Subscribe to our free, weekly email newsletter!


BSN Sports: System design

BSN Sports realizes solid improvements by reconfiguring the layout of a conventional warehouse with limited automation.
By Bob Trebilcock, Executive Editor
March 01, 2012

BSN Sports; Farmers Branch, Texas
Size: 187,000 square feet
Products handled: Sporting goods
Stock keeping units: 8,000
Throughput: 855,000 packages per year
Employees: 65 to 85
Shifts/Days: 1 shift/5 days per week

BSN Sports’ new layout streamlined order fulfillment processes, allowing the sporting goods manufacturer and distributor to expand business within an existing facility with conventional warehousing processes. 

Receiving: BSN Sports receives (1) imported and domestically manufactured product.

For imported products, the warehouse management system (WMS) receives an ASN and generates a packing slip for each container of imported product. Items are manually unloaded in the receiving area (2) to a pallet. Once a pallet is verified against the packing slip, the WMS generates a pallet ticket that includes the product code, the quantity on the pallet, the time it was received and a putaway location in the storage area. Pallets are staged (2) for putaway. 

For domestic products, receipts may be floor-loaded or palletized deliveries, which will determine whether the product is manually unloaded or unloaded by a lift truck. As with an imported receipt, the shipment is verified against a packing slip before the WMS generates a pallet ticket. Pallets are staged (2) for putaway.

Putaway: Staged pallets are delivered by lift truck or pallet jack to a drop off location for the very narrow aisle (VNA) reserve storage area (3). They are put away into storage by an operator on a VNA lift truck.

Replenishment: In addition to dropping off pallets for putaway, lift truck operators will pick up pallets from reserve storage (2) to restock picking areas (4, 5) before a wave of orders.

Picking: Orders are picked from one of several picking areas. Pallet flow racks (4) are used for high moving items; gravity flow rack and shelving are is used for other pick areas (5). Pick tickets are distributed to order selectors on each level of the picking mezzanine (5). To initiate an order, a label from the pick ticket is placed on a tote. The order selector picks the items in that zone, places the ticket in the tote and then pushes it onto a takeaway conveyor. If that completes the order, the tote goes directly to a quality control area. Otherwise, it is conveyed to the next picking zone on that level or one of the other mezzanine levels until the order is complete. At that point, it will be pushed onto the takeaway conveyor (6) and delivered to the quality control area, where it is inspected for completeness.

Packing: Once an order has been inspected, it is conveyed to the packing mezzanine (7). The packer chooses a shipping container based on information located on the pick ticket. Once items are packed in the shipping container, the packer places a bar code label on the container along with a label that includes customer service information in case there is an issue when the shipment arrives.

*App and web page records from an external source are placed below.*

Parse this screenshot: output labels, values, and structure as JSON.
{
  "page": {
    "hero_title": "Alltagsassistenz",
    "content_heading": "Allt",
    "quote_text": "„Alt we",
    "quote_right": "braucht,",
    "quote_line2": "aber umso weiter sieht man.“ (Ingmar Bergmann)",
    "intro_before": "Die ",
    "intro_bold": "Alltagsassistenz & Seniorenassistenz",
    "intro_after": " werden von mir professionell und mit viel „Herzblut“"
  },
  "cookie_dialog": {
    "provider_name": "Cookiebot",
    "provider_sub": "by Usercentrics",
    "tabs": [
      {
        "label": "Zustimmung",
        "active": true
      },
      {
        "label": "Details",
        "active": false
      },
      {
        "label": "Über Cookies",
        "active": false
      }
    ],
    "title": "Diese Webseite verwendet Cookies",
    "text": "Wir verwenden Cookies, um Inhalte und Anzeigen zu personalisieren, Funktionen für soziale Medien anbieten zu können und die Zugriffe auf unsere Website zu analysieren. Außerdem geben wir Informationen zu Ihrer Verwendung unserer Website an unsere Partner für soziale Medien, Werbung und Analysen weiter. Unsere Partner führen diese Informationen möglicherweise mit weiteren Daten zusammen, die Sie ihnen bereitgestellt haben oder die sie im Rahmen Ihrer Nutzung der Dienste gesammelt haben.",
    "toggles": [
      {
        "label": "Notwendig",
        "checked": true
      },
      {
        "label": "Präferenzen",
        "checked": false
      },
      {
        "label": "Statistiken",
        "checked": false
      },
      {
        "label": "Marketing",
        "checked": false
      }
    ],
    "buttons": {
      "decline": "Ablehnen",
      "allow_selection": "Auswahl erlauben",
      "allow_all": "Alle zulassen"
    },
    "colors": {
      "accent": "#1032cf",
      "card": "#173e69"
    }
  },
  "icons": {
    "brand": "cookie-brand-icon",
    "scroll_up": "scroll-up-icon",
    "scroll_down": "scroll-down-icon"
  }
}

Shipping: Packed containers are placed back on the conveyor and delivered to an inline scale in the shipping area (8). There, the carton is automatically weighed and the bar code label is scanned. The parcel shipping system uses that information to create a shipping label that is applied to the container. Containers for parcel shipment are conveyed to a shipping area for UPS or the postal service. The remaining containers will be palletized and loaded into trailers for LTL shipments.

System suppliers
System integration: TranSystems
WMS: SAP
Parcel shipping software: Kewill Clippership
Conveyor: TGW Systems
Lift trucks: Raymond
Pallet rack and mezzanine: Unarco
Stretch wrap: Fox Packaging Services
Shipping dunnage: FP International

image

About the Author

Bob Trebilcock
Executive Editor

Bob Trebilcock, executive editor, has covered materials handling, technology and supply chain topics for Modern Materials Handling since 1984. More recently, Trebilcock became editorial director of Supply Chain Management Review. A graduate of Bowling Green State University, Trebilcock lives in Keene, NH. He can be reached at 603-357-0484.


Subscribe to Modern Materials Handling magazine

Subscribe today. It's FREE!
Find out what the world’s most innovative companies are doing to improve productivity in their plants and distribution centers.
Start your FREE subscription today!

Recent Entries

Join Associate Editor Josh Bond and lift truck industry training expert, Jim Shephard share all the findings of Modern's annual Lift Truck User Survey. During this webcast, you'll receive detailed insights into users' practices around procuring, utilizing and maintaining their fleets.

Having grown from a local tool and die business established in 1962, company becomes 20th certified robot integrator.

Company celebrates 15th year on the NASDAQ since IPO in 1999.

Open Sky has already completed more than 270 supply chain software projects for clients in various industries.

Name change to take effect on Sept. 1; no changes planned for product line.